As the world continues to feel the devastating effects of the Coronvirus, including the latest announcements by South Africa, Kenya, Gabon, Ghana, Namibia and Morocco that travel bans are to be effected, schools closed and large gatherings banned; the question that weighs heavily on many Africans’ minds is whether African countries can afford lockdowns?
Expressed differently, will the continent be able to employ this extreme measure with success to stem the Coronavirus tide?
To assist with some informed input, I looked at data of top 10 African countries by latest active Facebook users.
It is worth mentioning that I am approaching this topic specifically from a digital analytics point of view.
3 in 4 active Facebook users in Africa come from the top 10 countries. In addition, 2 in 4 Africans come from these top 10, out of a total of 55 countries (including the Western Sahara).
You can also read more about the top 10 African countries on Facebook by clicking on the RELATED POST button below.
Data points considered for this blog
I selected 4 data points extracted from the Global Digital 2020 Report to attempt to answer the question posed in the title of this blog, and they are:
- Literacy Rates;
- Internet Penetrations; and
- Mobile internet Speeds
It will become clear in the rest of this post why I selected the data points above.
Urbanisation can improve the ability of citizens to access health information and facilities quicker. But it is a double-edged sword.
Common practice has been that the closer people are to cities and major towns the easier it is to access amenities including health facilities. This partly explains the high urbanisation trend that Africa experiences.
Here is a graph that shows the extent of urbanisation of Africa’s top 10 countries:
The global urbanisation average is 55%. Ethiopia, Kenya and Egypt are below this average.
However, the downside of urbanisation is the health hazard that comes with the overcrowding challenges resulting from inevitable unplanned urbanisation in many of Africa’s cities including Lagos – the continent’s largest city of more than 20 million people, Cairo, Nairobi and Johannesburg.
Given the need for social distancing that is helpful for minimising the spread of Coronavirus, overcrowding is certainly going to pose a health risk for many of the continent’s cities.
Literacy is key to ensuring that disseminated written messages can be read and shared widely
I looked at both overall literacy and that of females. In Africa’s case where patriarchy is still entrenched in many societies, women tend to be the gender that gets burdened with looking after sick family members, more so than the men.
Here is a graph that shows literacy rates of Africa’s top 10 countries:
One of the biggest challenges related to Coronavirus has been the dissemination of misinformation.
Misinformation thrives in circumstances where literacy levels are lower.

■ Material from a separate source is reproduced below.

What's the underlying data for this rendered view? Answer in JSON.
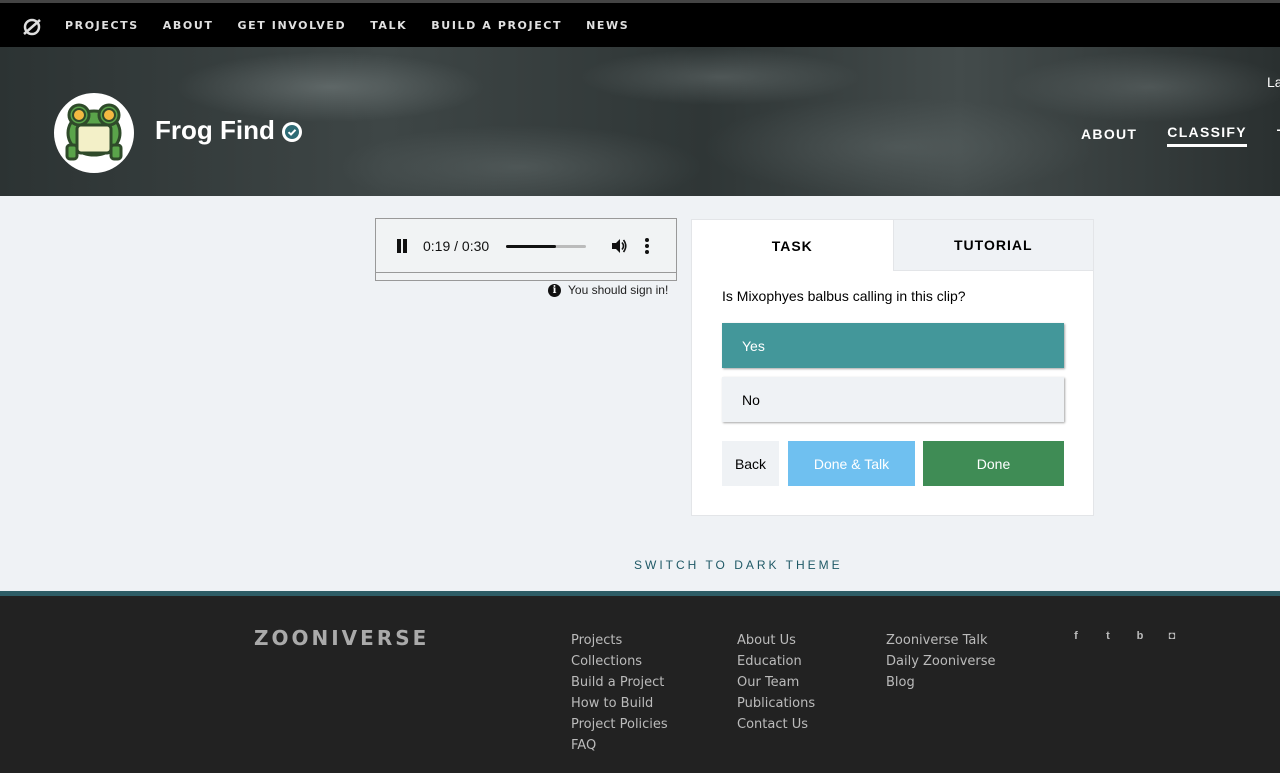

In this case, Health authorities in Ethiopia and Nigeria may battle to seed correct information effectively through the social channels, especially online.
Internet penetrations can play an important role in the wide distribution of correct Coronavirus information
This is provided that there is access.
Here are internet access stats of Africa’s top 10 countries by Facebook users:
Of the top 10 African countries, it appears that Ethiopia may not be able to effectively leverage online media for wide distribution of Coronavirus messages due to low internet penetration.
High mobile internet speeds enhance quick and wide distribution of Coronavirus content that includes animated videos and infographs
According to allconnect, a good internet speed is minimum of 25 mbps. ‘These speeds will support most online activity, such as HD streaming, online gaming, web browsing and downloading music.’
In all the top 10 African countries, access to the internet using mobile phones is in the high 90%.
The average global mobile internet speed is 32 Mbps.
The graph below shows the mobile internet speeds of the top African countries.
Referring to allconnect’s note about the minimum decent mobile internet speed of 25 mbps, only 3 of the top 10 countries meet this requirement.
The implication? Many of the Coronavirus messages that are communicated using video and infographics are not reaching the intended consumers due to slow mobile internet speeds.
Back to the question: can African countries afford lockdowns?
Read individually and jointly, the 4 data points above give pointers about the ability of African countries, using the top 10 by active Facebook users as a proxy, to handle the lockdowns that seem to be one of the most effective ways to arrest the fast spread of the Coronavirus.
Based on the analysis in this blog, indications are that this extreme measure that was successfully executed by China, and is currently being tried by Iran, Italy, Spain and France; is going to be a massive challenge for a sizable number of African countries.